Brennan has elsewhere rightly emphasized that offering a legal guarantee isn’t the same thing as ensuring that a desirable outcome will actually occur. He is not committed to the view that an elaborate welfare state is needed to secure the well being of the least well-off. And of course Huemer’s Problem of Political Authority, which he cites approvingly, devotes very little time to addressing the problem of poverty in a stateless society. So it’s not clear just what he would regard as a satisfactory treatment of the issue of economic vulnerability. I have offered several considerations in favor of avoiding coercive social welfare measures, along with multiple reasons to believe that institutions in a stateless society could respond effectively to the problem of poverty and that, absent various structural factors evident in contemporary society, poverty would be a significantly less severe problem without the state. Brennan is obviously to free to argue that I should regard myself as accountable to a Rawlsian standard, but he hasn’t offered any reasons why I should. And I think I’ve done the same sorts of things that Brennan himself, John Tomasi, and David Schmidtz have done in pointing out the effectiveness with which markets and civil society institutions can respond to the problem of economic vulnerability and with which markets can maximize well being and opportunities for self-authorship.
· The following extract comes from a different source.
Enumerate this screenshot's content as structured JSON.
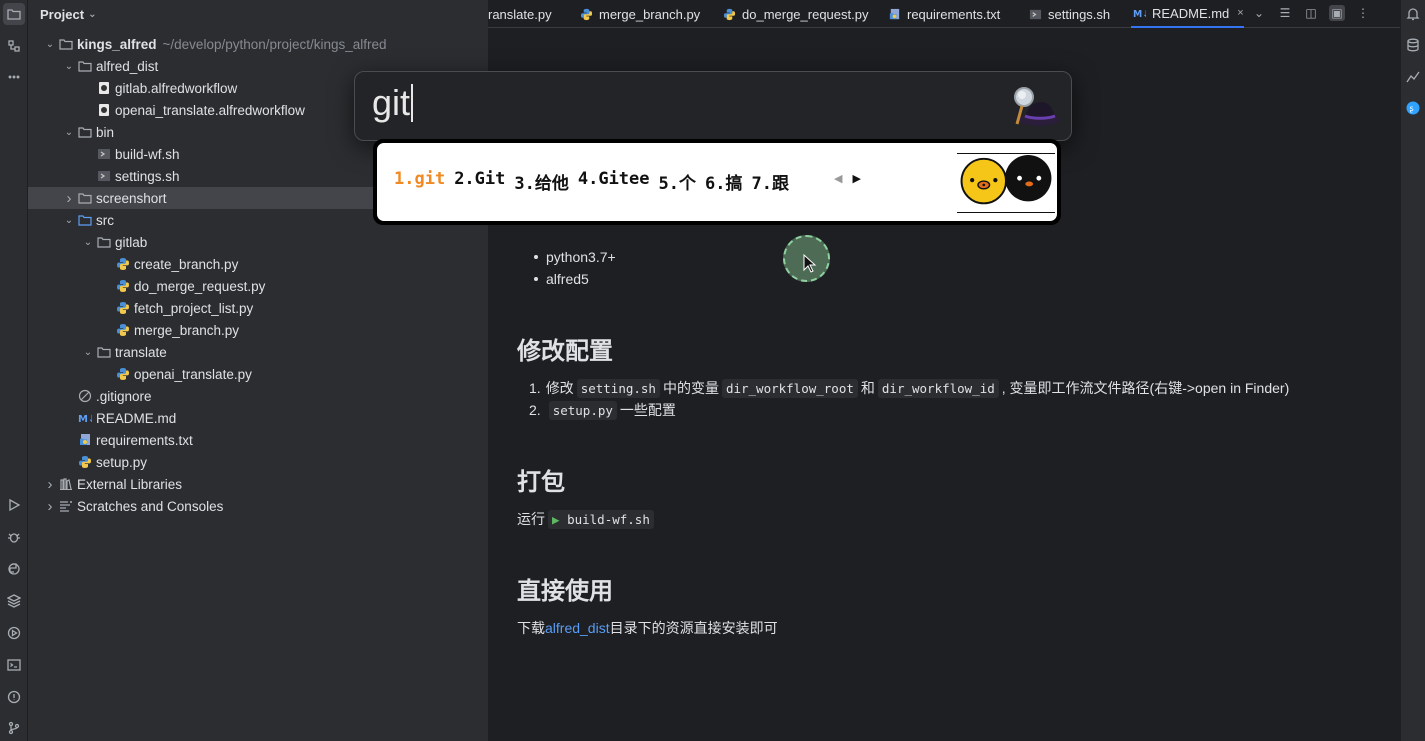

I’ve sought to defend anarchism in light of contemporary natural-law theory because I find the NCNL approach appealing and insightful, whether or not it is currently fashionable. The incommensurability thesis captures an important feature of human choice, and I believe it is well worth defending. I also believe I have offered good reasons to treat a stateless society as an attractive alternative to the state where the problem of economic vulnerability and insecurity are concerned. Brennan is obviously more than free to conclude that I’m mistaken on these points. But the arguments on offer in his review don’t suffice to convince me.
The primary exponents of the general approach I adopt have been Germain Grisez and John Finnis. Among the other prominent members of their school are Robert P. George, Joseph M. Boyle, Jr., and Chris Tollefsen. Other philosophers who have embraced similar positions (and whom, for present purposes, I treat as NCNL theorists) include Mark C. Murphy and Timothy Chappell.
For one spirited defense of the approach, see Natural Law and Practical Rationality (Cambridge: CUP 2001), by Brennan’s Georgetown colleague Mark C. Murphy.
This is obviously true of what I’m calling the Principle of Fairness, which is similar to the sort of consistency test R. M. Hare considers in Freedom and Reason, as also to various other sorts of universalizability or generalization requirements defended in diverse approaches to ethics. The NCNL theorists’ incommensurability thesis may be unique to them; but, for instance, While not a supporter of the incommensurability thesis, Bernard Williams recognizes that “goods may not be homogeneous,” acknowledges “that goods are not necessarily inter-substitutable” and maintains: “That there must be something which compensates for a finite loss is just a dogma, one which is more familiar in the traditional version to the effect that every man has his price.” Bernard Williams, “A Critique of Utilitarianism,” Utilitarianism: For and Against, by J. J. C. Smart and Williams (Cambridge: CUP 1973) 144-5. He earlier maintains that “[i]t would be idle to pretend that in many more restricted connexions we had no idea what course would lead to greater happiness” (80); but of course I should want to question the notion that happiness, per se, is what matters (as I take it Williams would in some important sense as well).